In the aftermath of the U.S. Federal Reserve’s interest rate increase, what stands out more than the immediate reaction in bitcoin (BTC) and ether (ETH) pricing is their performance relative to each other in recent weeks.
The two largest cryptocurrencies by market capitalization, which have been tightly correlated throughout much of their histories, have differed in performance this year. That difference has accelerated since the middle of this month. The ETH/BTC pair has declined 17% since mid-January and 11% since March 12.
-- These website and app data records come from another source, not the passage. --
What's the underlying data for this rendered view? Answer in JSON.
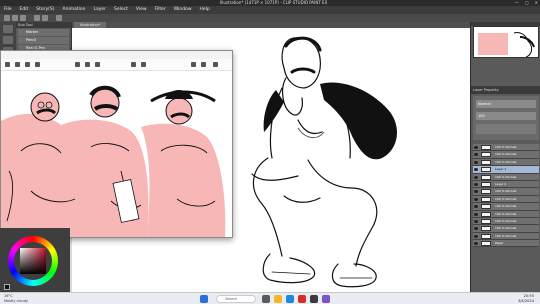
{
  "window": {
    "title": "Illustration* (1471P × 1071P) - CLIP STUDIO PAINT EX",
    "controls": [
      "—",
      "▢",
      "✕"
    ]
  },
  "menu": [
    "File",
    "Edit",
    "Story(S)",
    "Animation",
    "Layer",
    "Select",
    "View",
    "Filter",
    "Window",
    "Help"
  ],
  "subtool": {
    "header": "Sub Tool",
    "items": [
      "Marker",
      "Pencil",
      "Real G-Pen"
    ]
  },
  "canvas": {
    "tab_label": "Illustration*"
  },
  "layer_panel": {
    "header": "Layer Property",
    "blend": "Normal",
    "opacity": "100",
    "layers": [
      "100 % Normal",
      "100 % Normal",
      "100 % Normal",
      "Layer 1",
      "100 % Normal",
      "Layer 2",
      "100 % Normal",
      "100 % Normal",
      "100 % Normal",
      "100 % Normal",
      "100 % Normal",
      "100 % Normal",
      "100 % Normal",
      "Paper"
    ],
    "selected_index": 3
  },
  "taskbar": {
    "weather_line1": "16°C",
    "weather_line2": "Mostly cloudy",
    "search_label": "Search",
    "clock_time": "20:55",
    "clock_date": "3/4/2024"
  },
  "colors": {
    "accent_pink": "#f7b7b7",
    "main_color": "#c0122e"
  }
}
BTC and ETH have had different levels of success in 2023, with BTC increasing in price by 65% and ETH rising an impressive but less robust 45% for the year to date. The disparity between the two highlights the resilience of one and the potential opportunity in the other.
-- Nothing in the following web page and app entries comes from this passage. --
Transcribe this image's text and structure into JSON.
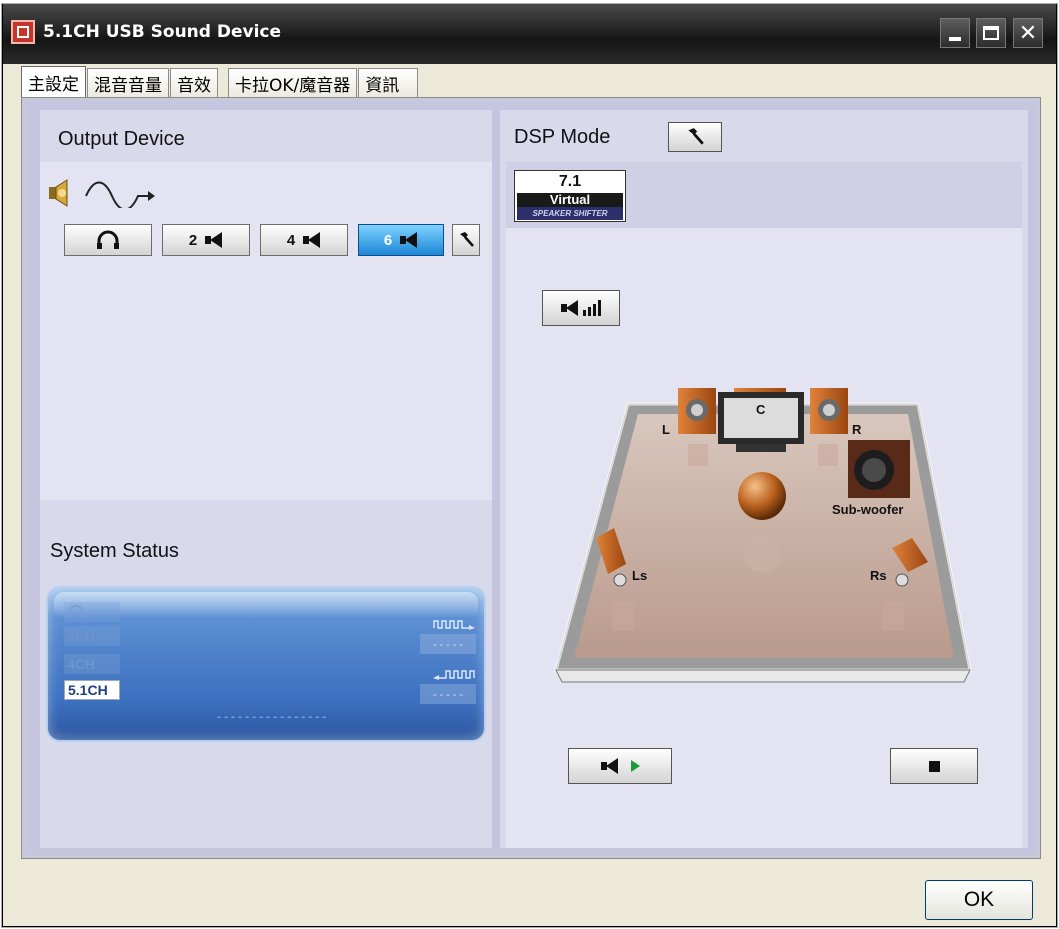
{
  "window": {
    "title": "5.1CH USB Sound Device"
  },
  "tabs": [
    {
      "label": "主設定"
    },
    {
      "label": "混音音量"
    },
    {
      "label": "音效"
    },
    {
      "label": "卡拉OK/魔音器"
    },
    {
      "label": "資訊"
    }
  ],
  "output_device": {
    "title": "Output Device",
    "buttons": [
      {
        "label": "",
        "icon": "headphones-icon"
      },
      {
        "label": "2",
        "icon": "speaker-icon"
      },
      {
        "label": "4",
        "icon": "speaker-icon"
      },
      {
        "label": "6",
        "icon": "speaker-icon",
        "selected": true
      }
    ]
  },
  "system_status": {
    "title": "System Status",
    "channel_tags": [
      {
        "label": "",
        "icon": "headphones-icon",
        "active": false
      },
      {
        "label": "2CH",
        "active": false
      },
      {
        "label": "4CH",
        "active": false
      },
      {
        "label": "5.1CH",
        "active": true
      }
    ],
    "output_value": "-----",
    "input_value": "-----",
    "meter_text": "----------------"
  },
  "dsp": {
    "title": "DSP Mode",
    "badge": {
      "number": "7.1",
      "label": "Virtual",
      "sub": "SPEAKER SHIFTER"
    },
    "speakers": {
      "center": "C",
      "left": "L",
      "right": "R",
      "sub": "Sub-woofer",
      "left_surround": "Ls",
      "right_surround": "Rs"
    }
  },
  "dialog": {
    "ok_label": "OK"
  },
  "colors": {
    "titlebar": "#1f1f1f",
    "panel": "#c5c5df",
    "selected_button": "#1c86d6",
    "status_panel": "#3c6fbe",
    "speaker_wood": "#c8641e"
  }
}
Wednesday’s Federal Open Markets Committee (FOMC) decision to raise interest rates by 25 basis points resulted in both BTC and ETH selling off, but under different circumstances.
BTC’s daily trading volume on Wednesday was nearly identical to its 20-day moving average, falling 3%. ETH’s 4% decline, however, was fueled by trading volume that exceeded its 20-day average by 24%
The answer appears to link to recent turmoil involving Silvergate, Silicon Valley Bank (SVB) and the banking industry in general. Two events appear to have occurred:
- Bitcoin enjoyed a flight to safety as concerns about the banking industry ramped up. As a result, the “bitcoin as an alternative to fiat currency debasement” argument resurfaced.
- The subsequent guarantee of deposits at SVB alleviated some concerns about digital assets, given the institution’s ties to the crypto sector.
So on one hand, BTC catches a bid higher because investors see value in an asset that resides outside traditional banking landscape. It then catches an additional bid as concerns about crypto firms’ deposits at beleaguered banks subside.
The combination of factors has driven bitcoin higher. BTC’s correlation with the dollar index (DXY) has moved to -0.78, indicating a growing inverse relationship between BTC and the U.S. dollar.
Asset correlations range between 1 and -1, with numbers close to 1 indicating a direct pricing relationship, and numbers closer to -1 indicating an inverse relationship.
BTC’s correlation with ETH remains strong at 0.97 but declined to 0.39 on Wednesday as the FOMC made its rate announcement.
Little changed specific to the assets themselves, just the degree to which they respond to Fed monetary policy. Following the intraday decline in correlation, BTC and ETH rapidly regained their ties.
This trend could well catch the eye of bullish ETH traders who view the disparity in performance as overdone and unjustified.